Norman Ornstein, long-time fellow at the American Enterprise Institute and columnist for Rollcall. Mr. Ornstein poses the question at the end of a discussion about just how dire the Greece and European bank crises are for the UN. What Congress could do but most likely won’t:
What is it? It starts with the template that every bipartisan group inside and outside Congress has come up with: $4 trillion overall in deficit reduction over 10 years including major tax reform which lowers rates and adds about $1 trillion, a fourth of the overall package, in revenues. Combine that with a version of the president’s jobs program for the near term, and we have it.
Imagine if that kind of package got adopted by the super committee, especially by a vote of say, 10-2 or 9-3 — enough of a margin to enable it to survive its otherwise dicey prospects in the House, and likely to sail through the Senate. (Note to Sen. Jim DeMint (R-S.C.): no filibuster or other delay tactics allowed.)
The shock to conventional wisdom would be immense. Likely, U.S. markets would soar and there would be a comparable reaction abroad.

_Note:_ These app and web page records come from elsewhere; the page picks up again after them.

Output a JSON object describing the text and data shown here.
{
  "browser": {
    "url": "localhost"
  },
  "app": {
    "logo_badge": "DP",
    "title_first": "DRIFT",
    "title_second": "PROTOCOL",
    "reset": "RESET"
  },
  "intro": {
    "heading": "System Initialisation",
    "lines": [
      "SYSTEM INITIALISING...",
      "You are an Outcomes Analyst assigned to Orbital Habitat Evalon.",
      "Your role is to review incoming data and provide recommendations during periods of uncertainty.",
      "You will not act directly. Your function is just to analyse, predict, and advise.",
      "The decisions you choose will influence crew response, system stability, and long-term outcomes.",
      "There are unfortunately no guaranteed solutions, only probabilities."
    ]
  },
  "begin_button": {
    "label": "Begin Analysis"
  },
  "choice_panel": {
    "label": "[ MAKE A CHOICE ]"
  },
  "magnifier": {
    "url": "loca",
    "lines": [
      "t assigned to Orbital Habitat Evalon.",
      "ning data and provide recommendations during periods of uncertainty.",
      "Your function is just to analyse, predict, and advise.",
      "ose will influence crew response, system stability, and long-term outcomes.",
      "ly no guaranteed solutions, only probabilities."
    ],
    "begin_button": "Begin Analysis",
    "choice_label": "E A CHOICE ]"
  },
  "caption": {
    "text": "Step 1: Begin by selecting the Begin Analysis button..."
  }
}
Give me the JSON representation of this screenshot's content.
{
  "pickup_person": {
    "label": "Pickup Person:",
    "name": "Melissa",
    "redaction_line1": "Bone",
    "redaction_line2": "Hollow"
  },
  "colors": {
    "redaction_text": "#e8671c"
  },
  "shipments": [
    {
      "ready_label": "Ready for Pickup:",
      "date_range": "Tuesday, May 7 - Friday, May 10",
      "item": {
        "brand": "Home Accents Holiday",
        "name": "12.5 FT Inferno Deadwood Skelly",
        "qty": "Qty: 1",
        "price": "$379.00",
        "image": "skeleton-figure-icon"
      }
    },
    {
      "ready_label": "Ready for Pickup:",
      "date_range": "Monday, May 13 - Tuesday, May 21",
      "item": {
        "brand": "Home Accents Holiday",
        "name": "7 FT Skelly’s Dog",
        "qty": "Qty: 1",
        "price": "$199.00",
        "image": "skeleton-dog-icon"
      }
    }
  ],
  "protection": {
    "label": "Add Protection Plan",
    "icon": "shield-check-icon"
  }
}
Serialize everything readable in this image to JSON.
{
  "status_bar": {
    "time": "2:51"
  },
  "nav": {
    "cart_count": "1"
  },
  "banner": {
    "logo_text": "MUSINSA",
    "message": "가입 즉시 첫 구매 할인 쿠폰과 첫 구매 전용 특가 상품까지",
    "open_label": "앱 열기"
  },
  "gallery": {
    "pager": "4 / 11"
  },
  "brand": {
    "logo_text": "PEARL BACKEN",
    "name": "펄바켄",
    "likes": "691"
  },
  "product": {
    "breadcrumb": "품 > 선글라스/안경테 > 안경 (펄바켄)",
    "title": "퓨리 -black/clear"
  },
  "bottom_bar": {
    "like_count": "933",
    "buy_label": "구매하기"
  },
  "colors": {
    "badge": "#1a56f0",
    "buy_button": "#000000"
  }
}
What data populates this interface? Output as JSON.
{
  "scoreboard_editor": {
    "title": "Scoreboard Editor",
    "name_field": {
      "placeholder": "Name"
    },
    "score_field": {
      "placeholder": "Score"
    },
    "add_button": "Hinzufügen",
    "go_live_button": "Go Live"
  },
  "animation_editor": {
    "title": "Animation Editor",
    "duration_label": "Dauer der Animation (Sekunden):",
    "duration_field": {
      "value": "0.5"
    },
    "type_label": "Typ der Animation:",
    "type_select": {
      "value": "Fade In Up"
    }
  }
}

It could actually provide enough of a positive shock to the system that it would change domestic and international consumer and business psychology, providing a major positive effect on the global economy.
Can all this be done by Nov. 23? Actually, the tax reform package can be put together pretty quickly, if the base-broadening is done by setting deduction limits rather than picking out winners and losers among the popular deductions.
Ornstein, a vocal critic of the hostage politics dominating Congress, asks:
So here is my question for all of you: Why are you there, if not to make history and improve the lives of Americans? You all have a rare, maybe unprecedented chance to do something remarkable. Don’t blow it.